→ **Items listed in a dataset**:

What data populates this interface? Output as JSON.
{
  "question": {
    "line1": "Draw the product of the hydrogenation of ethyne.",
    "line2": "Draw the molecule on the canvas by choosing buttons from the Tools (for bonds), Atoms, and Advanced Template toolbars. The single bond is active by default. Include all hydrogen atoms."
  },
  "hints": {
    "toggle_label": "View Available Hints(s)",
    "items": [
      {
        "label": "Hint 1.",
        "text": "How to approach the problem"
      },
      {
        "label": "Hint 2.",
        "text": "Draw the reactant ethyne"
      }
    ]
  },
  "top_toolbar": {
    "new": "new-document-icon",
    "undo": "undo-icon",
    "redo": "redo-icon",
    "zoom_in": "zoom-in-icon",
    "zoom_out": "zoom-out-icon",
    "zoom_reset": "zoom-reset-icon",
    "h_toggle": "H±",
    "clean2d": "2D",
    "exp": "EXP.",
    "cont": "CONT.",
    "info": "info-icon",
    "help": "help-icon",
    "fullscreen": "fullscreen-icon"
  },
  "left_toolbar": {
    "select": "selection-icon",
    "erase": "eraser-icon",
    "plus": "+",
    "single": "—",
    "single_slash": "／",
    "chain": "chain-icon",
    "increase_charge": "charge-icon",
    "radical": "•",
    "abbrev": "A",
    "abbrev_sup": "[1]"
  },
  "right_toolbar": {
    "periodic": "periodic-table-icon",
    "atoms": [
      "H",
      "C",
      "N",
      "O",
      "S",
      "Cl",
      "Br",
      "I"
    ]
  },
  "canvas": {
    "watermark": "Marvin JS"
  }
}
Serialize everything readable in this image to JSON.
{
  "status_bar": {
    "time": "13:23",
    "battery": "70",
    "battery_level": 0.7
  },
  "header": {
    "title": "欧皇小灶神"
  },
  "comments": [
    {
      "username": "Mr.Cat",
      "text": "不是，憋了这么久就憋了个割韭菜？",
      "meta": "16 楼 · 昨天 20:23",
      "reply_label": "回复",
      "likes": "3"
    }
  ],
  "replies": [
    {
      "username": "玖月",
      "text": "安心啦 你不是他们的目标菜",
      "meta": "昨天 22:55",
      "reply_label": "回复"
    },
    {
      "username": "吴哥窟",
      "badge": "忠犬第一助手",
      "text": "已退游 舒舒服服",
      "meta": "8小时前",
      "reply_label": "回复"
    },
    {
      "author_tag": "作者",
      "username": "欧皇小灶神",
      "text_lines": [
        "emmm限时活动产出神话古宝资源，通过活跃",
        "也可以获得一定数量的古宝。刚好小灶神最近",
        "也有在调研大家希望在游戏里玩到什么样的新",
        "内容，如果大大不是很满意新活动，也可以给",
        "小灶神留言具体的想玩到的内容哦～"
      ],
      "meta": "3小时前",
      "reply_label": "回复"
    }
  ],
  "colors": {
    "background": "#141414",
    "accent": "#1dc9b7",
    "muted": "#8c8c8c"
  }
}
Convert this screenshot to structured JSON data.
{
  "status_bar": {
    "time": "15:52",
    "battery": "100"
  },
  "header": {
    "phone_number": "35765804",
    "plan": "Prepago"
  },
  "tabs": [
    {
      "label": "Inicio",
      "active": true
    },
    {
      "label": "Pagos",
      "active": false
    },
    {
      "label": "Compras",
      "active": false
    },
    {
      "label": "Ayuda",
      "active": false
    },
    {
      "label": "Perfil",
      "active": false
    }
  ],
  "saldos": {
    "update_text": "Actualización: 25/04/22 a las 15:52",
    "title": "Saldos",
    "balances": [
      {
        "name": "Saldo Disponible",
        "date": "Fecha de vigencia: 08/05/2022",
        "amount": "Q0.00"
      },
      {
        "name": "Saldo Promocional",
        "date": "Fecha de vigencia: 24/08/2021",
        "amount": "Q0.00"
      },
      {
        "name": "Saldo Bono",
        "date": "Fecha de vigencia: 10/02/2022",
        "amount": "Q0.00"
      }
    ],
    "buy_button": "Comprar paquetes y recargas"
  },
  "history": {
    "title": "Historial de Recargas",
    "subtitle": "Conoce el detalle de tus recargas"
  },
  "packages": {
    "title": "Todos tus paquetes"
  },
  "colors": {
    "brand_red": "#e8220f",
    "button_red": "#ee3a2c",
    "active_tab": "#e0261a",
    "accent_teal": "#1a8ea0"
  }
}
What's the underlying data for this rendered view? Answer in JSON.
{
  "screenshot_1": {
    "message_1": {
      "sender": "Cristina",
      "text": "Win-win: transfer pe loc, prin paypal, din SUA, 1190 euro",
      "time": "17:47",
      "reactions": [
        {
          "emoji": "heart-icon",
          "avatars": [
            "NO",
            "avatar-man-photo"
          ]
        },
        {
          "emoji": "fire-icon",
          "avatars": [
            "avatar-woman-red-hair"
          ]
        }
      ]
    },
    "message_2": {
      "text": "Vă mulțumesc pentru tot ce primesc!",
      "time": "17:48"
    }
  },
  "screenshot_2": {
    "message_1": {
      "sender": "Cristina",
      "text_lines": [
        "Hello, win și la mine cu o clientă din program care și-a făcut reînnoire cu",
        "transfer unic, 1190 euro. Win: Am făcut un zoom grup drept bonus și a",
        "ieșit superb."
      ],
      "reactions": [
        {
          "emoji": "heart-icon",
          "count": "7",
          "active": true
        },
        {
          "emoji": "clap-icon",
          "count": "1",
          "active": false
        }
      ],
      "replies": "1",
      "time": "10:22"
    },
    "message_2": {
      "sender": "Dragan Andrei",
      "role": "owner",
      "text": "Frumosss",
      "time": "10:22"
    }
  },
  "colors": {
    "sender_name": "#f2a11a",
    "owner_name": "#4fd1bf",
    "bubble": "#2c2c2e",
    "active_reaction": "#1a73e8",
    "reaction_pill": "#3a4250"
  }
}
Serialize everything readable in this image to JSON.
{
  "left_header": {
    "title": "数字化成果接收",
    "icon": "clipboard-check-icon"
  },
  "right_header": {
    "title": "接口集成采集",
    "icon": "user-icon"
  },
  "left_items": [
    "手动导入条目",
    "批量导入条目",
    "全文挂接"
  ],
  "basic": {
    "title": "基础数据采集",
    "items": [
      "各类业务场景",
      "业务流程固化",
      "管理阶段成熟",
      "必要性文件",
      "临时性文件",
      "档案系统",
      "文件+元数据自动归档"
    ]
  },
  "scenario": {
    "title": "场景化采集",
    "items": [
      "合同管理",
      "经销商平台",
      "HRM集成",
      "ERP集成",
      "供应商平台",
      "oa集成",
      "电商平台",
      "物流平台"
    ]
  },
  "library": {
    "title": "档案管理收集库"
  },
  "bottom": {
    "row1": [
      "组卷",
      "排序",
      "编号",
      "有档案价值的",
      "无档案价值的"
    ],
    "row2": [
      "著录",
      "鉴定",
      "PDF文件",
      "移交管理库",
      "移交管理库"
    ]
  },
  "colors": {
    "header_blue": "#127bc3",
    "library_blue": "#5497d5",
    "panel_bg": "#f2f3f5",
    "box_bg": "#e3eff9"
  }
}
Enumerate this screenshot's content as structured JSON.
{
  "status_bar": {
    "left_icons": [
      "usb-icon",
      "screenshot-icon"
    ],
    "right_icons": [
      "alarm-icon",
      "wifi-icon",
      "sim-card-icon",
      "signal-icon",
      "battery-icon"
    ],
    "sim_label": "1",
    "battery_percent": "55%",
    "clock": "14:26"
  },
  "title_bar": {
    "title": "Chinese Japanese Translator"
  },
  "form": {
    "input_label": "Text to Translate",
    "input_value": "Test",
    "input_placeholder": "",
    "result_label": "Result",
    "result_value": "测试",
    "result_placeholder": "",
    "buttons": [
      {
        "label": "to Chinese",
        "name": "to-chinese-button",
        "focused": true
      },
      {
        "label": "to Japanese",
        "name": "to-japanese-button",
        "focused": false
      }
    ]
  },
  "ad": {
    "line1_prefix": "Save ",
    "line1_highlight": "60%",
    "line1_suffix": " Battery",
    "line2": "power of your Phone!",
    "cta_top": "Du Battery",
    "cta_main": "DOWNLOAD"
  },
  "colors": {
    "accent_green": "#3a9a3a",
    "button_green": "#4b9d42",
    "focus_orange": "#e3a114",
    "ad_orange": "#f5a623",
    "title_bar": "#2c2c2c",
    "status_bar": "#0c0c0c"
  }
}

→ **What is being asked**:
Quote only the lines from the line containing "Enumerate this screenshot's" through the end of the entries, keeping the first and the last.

→ **Exercise solution**:
Enumerate this screenshot's content as structured JSON.
{
  "status_bar": {
    "left_icons": [
      "usb-icon",
      "screenshot-icon"
    ],
    "right_icons": [
      "alarm-icon",
      "wifi-icon",
      "sim-card-icon",
      "signal-icon",
      "battery-icon"
    ],
    "sim_label": "1",
    "battery_percent": "55%",
    "clock": "14:26"
  },
  "title_bar": {
    "title": "Chinese Japanese Translator"
  },
  "form": {
    "input_label": "Text to Translate",
    "input_value": "Test",
    "input_placeholder": "",
    "result_label": "Result",
    "result_value": "测试",
    "result_placeholder": "",
    "buttons": [
      {
        "label": "to Chinese",
        "name": "to-chinese-button",
        "focused": true
      },
      {
        "label": "to Japanese",
        "name": "to-japanese-button",
        "focused": false
      }
    ]
  },
  "ad": {
    "line1_prefix": "Save ",
    "line1_highlight": "60%",
    "line1_suffix": " Battery",
    "line2": "power of your Phone!",
    "cta_top": "Du Battery",
    "cta_main": "DOWNLOAD"
  },
  "colors": {
    "accent_green": "#3a9a3a",
    "button_green": "#4b9d42",
    "focus_orange": "#e3a114",
    "ad_orange": "#f5a623",
    "title_bar": "#2c2c2c",
    "status_bar": "#0c0c0c"
  }
}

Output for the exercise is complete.